- By Mark Pomerleau
- Mar 23, 2016
For newly appointed government officials, the cybersecurity learning curve can be straight up. Yet with the growing threat to agency information systems from attackers and the rising stakes associated with successful breaches, getting smart on cyber fast is critical.
Colorado Gov. John Hickenlooper hopes to address that knowledge gap in his state with the new National Cybersecurity Intelligence Center, which will be housed at the University of Colorado at Colorado Springs. The center aims to be the country’s foremost authority on cybersecurity research and development, training and education.
One of the things I was “struck by was that…[elected officials] were woefully ill informed…[on] how many different points of weaknesses there are and how serious the consequences are if one of those points of weaknesses is breached,” Hickenlooper said in a March 21 speech at the Wilson Center in Washington, D.C.
The National Cybersecurity Intelligence Center could be a place where elected officials could come and get a realistic and pragmatic education on cybersecurity and their roles within that environment. “We’re not trying to teach people how to write code…we want to have a place where those individuals can be brought up to speed very rapidly,” he said.
Besides the educational component, the National Cybersecurity Intelligence center will house a “cutting edge” research center where the private sector can invest in startups and a rapid response center.
Hickenlooper described the rapid response center as an independent non-profit, but also a trade association of sorts. “We want to make sure that across industries there’s an availability of immediate, rapid response. And our goal here is to create something where it’s really a non-profit with a dotted line to state government, a dotted line to the federal government but really kind of controlled by private enterprise,” he said.
According to Hickenlooper, many of the larger companies in Colorado have nowhere to turn if they’ve been hacked, except to their vendors. He sees the rapid response center as “an independent safe haven” where companies can get help from a trusted source.
Additionally, the governor described the center as a place where Colorado’s private-sector cybersecurity experts could “spend two months or three months .. and learn the latest of what’s going on but also share their information what they know.”

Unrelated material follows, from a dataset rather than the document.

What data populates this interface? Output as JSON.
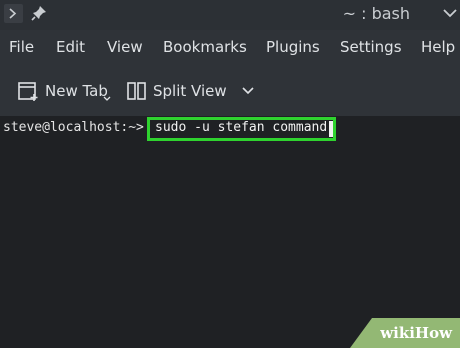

Colorado’s effort is a great first step, especially if services will be offered to smaller municipalities, Peter Romness, cybersecurity programs lead for U.S. Public Sector at Cisco, told GCN. Ohio and Indiana are taking similar measures to create cyber resource centers and use education centers -- paired with universities -- to build the skills of citizens to create jobs, he said.
Cybersecurity talent has become a bigger talking point among the National Association of State CIOs, Monzy Merza, director of cyber research and chief security evangelist at Splunk, told GCN. According to Merza, one of the biggest challenges in cybersecurity today, especially at the state level, is a dearth of human resources -- and he said that the Colorado initiative could help address this concern.
Similarly, Hickenlooper was hopeful that the incoming chairman of the National Governor’s Association, Virginia Gov. Terry McAuliffe, would make cybersecurity a top agenda item. “Each year a governor can pick a field or a space in which to try and create an impact, and I think it’s a high probability… it’ll be cyber, which again, I think will be good for the country,” he said.
Colorado’s center, which does not officially open until April 1, named retired Army Lt. Gen. Ed Anderson as interim executive director.
Mark Pomerleau is a former editorial fellow with GCN and Defense Systems.